Action item> Go through the entries below and collect each line with the string "JSON" in it.

Given data>
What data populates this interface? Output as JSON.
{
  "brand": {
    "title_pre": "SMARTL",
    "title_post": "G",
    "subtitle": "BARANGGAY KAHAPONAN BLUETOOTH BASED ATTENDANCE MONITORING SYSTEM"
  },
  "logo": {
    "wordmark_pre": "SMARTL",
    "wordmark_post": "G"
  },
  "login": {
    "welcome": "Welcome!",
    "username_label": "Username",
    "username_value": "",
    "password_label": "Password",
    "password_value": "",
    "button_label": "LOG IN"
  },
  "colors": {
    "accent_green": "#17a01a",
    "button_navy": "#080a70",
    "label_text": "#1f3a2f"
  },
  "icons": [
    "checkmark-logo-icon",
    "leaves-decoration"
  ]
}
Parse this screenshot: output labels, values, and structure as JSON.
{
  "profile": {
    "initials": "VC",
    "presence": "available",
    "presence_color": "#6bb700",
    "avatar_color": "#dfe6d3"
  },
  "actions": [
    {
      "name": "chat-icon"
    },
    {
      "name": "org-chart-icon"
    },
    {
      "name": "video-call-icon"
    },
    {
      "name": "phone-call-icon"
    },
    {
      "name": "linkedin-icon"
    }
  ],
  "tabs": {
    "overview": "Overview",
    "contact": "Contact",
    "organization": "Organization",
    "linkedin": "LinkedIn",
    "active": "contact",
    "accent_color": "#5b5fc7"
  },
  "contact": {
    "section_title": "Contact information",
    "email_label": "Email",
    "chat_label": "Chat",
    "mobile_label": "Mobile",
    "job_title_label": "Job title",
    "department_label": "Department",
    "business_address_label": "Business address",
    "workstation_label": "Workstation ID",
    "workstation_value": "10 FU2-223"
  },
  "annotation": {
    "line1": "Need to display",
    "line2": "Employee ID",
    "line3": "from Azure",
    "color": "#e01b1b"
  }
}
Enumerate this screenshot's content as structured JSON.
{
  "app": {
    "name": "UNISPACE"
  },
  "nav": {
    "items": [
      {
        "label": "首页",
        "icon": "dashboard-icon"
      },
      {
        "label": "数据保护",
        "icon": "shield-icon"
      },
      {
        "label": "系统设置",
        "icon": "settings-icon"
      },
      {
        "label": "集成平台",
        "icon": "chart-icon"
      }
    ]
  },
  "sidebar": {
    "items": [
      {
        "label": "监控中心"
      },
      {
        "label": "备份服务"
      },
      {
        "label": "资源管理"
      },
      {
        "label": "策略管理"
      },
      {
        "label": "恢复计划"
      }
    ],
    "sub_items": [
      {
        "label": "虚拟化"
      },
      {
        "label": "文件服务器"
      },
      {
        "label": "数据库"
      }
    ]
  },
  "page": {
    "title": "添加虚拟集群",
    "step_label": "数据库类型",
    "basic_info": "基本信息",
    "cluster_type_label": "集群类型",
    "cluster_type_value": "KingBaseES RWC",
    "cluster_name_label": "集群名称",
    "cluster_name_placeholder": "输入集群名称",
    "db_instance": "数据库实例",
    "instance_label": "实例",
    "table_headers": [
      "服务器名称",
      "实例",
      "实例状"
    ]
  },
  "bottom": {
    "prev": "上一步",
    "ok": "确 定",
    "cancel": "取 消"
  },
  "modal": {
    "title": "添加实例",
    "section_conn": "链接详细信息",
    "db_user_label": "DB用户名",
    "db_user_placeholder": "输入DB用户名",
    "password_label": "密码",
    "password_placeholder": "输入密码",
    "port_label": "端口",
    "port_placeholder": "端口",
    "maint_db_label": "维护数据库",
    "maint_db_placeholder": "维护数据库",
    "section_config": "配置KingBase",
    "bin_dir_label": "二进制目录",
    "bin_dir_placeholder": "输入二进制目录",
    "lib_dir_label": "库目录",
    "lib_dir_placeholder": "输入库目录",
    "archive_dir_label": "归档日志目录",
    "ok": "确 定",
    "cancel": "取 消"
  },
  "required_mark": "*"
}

Exercise output>
What data populates this interface? Output as JSON.
Parse this screenshot: output labels, values, and structure as JSON.
Enumerate this screenshot's content as structured JSON.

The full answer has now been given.